• PROBLEM: Return nothing but the lines from the line containing "Enumerate this screenshot's" through the last line of the records, reproduced exactly.

(Items from an interface collection)
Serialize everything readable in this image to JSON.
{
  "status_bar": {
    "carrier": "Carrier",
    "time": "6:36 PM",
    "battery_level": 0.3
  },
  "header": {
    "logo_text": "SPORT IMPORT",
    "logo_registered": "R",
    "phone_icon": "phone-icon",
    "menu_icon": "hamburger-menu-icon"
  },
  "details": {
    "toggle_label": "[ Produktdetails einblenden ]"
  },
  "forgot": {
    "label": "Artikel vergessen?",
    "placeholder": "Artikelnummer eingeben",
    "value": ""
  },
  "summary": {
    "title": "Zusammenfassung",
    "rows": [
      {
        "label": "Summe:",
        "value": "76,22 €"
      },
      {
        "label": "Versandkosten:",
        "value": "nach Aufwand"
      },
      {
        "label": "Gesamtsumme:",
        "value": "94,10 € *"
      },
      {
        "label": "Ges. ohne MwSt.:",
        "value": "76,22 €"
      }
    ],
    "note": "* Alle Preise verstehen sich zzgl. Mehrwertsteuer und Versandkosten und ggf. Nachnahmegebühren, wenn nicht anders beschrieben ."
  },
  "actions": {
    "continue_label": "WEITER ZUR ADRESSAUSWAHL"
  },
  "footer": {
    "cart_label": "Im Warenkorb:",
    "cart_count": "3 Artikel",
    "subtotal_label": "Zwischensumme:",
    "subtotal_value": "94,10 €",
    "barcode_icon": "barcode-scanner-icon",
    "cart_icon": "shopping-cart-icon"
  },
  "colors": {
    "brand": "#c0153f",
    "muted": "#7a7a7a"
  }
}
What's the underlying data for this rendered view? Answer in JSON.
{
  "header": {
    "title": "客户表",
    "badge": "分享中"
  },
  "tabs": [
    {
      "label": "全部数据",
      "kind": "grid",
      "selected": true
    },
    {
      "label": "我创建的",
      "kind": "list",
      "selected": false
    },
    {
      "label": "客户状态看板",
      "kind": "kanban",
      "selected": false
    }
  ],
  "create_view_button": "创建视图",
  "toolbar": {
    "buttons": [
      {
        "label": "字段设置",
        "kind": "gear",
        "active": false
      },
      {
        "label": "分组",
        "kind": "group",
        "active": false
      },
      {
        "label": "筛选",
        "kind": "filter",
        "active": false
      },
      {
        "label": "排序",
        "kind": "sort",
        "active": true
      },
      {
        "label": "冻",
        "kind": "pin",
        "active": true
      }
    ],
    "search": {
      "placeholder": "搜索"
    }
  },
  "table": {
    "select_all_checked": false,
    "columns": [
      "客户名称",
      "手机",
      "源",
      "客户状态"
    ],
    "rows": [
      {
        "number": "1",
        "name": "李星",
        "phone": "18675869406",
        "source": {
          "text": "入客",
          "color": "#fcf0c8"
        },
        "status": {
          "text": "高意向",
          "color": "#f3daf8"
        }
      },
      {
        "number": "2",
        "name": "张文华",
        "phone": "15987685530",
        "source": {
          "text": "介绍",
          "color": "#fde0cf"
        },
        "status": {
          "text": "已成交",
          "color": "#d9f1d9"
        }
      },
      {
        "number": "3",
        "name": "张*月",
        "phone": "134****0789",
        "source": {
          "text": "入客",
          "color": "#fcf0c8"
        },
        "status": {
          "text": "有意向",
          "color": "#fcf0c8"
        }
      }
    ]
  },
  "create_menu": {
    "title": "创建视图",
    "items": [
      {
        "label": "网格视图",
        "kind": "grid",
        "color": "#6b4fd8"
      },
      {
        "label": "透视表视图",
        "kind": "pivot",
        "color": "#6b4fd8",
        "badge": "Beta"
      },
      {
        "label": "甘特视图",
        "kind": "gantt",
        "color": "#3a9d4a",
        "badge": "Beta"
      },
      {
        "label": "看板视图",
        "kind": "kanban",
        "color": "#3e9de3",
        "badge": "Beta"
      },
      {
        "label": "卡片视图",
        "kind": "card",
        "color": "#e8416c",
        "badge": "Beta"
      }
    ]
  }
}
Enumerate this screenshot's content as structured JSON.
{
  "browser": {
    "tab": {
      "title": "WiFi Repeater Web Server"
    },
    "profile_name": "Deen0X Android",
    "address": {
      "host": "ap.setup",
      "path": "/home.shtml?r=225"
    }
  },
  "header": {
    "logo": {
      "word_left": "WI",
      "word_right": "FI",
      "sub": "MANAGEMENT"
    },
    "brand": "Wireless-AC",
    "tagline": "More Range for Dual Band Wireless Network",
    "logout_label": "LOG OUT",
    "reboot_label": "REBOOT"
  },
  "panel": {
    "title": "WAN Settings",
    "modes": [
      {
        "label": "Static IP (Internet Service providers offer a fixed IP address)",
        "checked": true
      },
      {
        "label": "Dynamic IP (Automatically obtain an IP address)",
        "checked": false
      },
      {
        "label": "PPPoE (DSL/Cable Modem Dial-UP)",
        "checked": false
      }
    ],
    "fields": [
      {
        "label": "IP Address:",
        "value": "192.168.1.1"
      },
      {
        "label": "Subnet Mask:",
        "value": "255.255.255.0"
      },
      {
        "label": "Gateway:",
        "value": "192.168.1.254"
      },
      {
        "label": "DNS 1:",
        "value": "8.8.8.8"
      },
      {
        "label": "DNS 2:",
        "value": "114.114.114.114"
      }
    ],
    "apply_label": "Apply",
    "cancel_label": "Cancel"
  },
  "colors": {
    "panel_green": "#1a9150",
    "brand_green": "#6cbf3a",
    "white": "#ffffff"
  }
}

• EXPECTED OUTPUT:
Enumerate this screenshot's content as structured JSON.
{
  "browser": {
    "tab": {
      "title": "WiFi Repeater Web Server"
    },
    "profile_name": "Deen0X Android",
    "address": {
      "host": "ap.setup",
      "path": "/home.shtml?r=225"
    }
  },
  "header": {
    "logo": {
      "word_left": "WI",
      "word_right": "FI",
      "sub": "MANAGEMENT"
    },
    "brand": "Wireless-AC",
    "tagline": "More Range for Dual Band Wireless Network",
    "logout_label": "LOG OUT",
    "reboot_label": "REBOOT"
  },
  "panel": {
    "title": "WAN Settings",
    "modes": [
      {
        "label": "Static IP (Internet Service providers offer a fixed IP address)",
        "checked": true
      },
      {
        "label": "Dynamic IP (Automatically obtain an IP address)",
        "checked": false
      },
      {
        "label": "PPPoE (DSL/Cable Modem Dial-UP)",
        "checked": false
      }
    ],
    "fields": [
      {
        "label": "IP Address:",
        "value": "192.168.1.1"
      },
      {
        "label": "Subnet Mask:",
        "value": "255.255.255.0"
      },
      {
        "label": "Gateway:",
        "value": "192.168.1.254"
      },
      {
        "label": "DNS 1:",
        "value": "8.8.8.8"
      },
      {
        "label": "DNS 2:",
        "value": "114.114.114.114"
      }
    ],
    "apply_label": "Apply",
    "cancel_label": "Cancel"
  },
  "colors": {
    "panel_green": "#1a9150",
    "brand_green": "#6cbf3a",
    "white": "#ffffff"
  }
}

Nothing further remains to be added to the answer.